Required action — Among the entries below, find the lines holding "kind" and copy them.

Dataset rows for apps and sites:
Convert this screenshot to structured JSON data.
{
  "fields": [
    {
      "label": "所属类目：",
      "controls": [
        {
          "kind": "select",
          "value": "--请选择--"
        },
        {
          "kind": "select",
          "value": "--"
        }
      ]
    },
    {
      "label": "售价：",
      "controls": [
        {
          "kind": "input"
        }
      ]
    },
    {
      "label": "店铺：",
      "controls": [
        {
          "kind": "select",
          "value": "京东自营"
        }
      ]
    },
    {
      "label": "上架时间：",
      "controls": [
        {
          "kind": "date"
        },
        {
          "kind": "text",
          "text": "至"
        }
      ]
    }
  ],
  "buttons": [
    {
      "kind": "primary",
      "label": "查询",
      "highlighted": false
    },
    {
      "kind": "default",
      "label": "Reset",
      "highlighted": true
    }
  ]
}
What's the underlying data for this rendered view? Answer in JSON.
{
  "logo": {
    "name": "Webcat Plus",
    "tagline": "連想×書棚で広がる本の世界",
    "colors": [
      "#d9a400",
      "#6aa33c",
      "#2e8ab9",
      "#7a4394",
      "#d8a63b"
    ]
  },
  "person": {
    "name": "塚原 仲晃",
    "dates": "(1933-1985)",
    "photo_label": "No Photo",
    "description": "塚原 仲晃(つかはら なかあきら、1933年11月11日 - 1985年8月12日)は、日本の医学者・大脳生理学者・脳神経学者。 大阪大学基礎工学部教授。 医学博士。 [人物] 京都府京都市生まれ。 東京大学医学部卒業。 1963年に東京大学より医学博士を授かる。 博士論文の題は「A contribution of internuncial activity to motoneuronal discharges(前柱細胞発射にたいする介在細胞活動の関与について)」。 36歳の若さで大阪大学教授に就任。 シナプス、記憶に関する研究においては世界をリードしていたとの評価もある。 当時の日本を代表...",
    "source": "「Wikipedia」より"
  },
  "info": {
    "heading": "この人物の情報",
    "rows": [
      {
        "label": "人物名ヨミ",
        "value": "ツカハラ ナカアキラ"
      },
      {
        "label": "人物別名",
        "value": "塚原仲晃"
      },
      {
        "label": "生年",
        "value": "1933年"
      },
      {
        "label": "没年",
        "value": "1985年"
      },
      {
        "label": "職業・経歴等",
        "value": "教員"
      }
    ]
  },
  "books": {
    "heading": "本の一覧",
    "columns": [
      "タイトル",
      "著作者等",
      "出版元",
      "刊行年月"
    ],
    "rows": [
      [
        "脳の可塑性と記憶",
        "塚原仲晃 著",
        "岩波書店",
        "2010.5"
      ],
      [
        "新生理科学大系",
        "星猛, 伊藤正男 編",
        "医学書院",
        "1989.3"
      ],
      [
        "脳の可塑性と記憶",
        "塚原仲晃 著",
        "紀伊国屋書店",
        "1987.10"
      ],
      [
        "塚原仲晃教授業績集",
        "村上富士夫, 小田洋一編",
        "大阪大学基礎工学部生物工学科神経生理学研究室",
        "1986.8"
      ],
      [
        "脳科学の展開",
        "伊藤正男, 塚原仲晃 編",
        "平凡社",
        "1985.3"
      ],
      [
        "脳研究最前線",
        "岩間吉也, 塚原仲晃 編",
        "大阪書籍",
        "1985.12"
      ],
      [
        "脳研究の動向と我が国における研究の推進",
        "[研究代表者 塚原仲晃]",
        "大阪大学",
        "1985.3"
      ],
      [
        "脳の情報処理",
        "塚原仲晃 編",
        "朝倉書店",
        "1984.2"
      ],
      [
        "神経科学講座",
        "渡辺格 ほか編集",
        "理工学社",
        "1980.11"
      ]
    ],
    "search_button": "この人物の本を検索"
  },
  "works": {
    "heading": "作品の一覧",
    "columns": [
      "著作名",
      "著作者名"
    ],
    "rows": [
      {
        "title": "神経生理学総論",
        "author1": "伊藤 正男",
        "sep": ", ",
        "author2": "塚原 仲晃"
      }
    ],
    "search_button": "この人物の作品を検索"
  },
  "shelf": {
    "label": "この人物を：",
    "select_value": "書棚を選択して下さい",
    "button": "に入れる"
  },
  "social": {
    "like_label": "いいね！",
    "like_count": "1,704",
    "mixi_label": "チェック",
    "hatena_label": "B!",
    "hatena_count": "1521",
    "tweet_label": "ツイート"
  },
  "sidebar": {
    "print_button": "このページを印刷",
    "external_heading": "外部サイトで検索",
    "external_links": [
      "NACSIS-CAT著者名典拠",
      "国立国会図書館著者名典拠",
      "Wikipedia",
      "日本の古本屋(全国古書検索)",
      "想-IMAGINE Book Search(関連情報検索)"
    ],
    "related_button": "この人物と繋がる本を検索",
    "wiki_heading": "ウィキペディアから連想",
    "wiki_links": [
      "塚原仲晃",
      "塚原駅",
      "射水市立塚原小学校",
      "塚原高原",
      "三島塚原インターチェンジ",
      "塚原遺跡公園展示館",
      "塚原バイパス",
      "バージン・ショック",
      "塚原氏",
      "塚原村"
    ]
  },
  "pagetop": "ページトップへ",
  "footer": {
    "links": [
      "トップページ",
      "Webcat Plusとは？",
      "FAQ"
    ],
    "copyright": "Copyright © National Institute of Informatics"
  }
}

Exercise solution —
          "kind": "select",
          "kind": "select",
          "kind": "input"
          "kind": "select",
          "kind": "date"
          "kind": "text",
      "kind": "primary",
      "kind": "default",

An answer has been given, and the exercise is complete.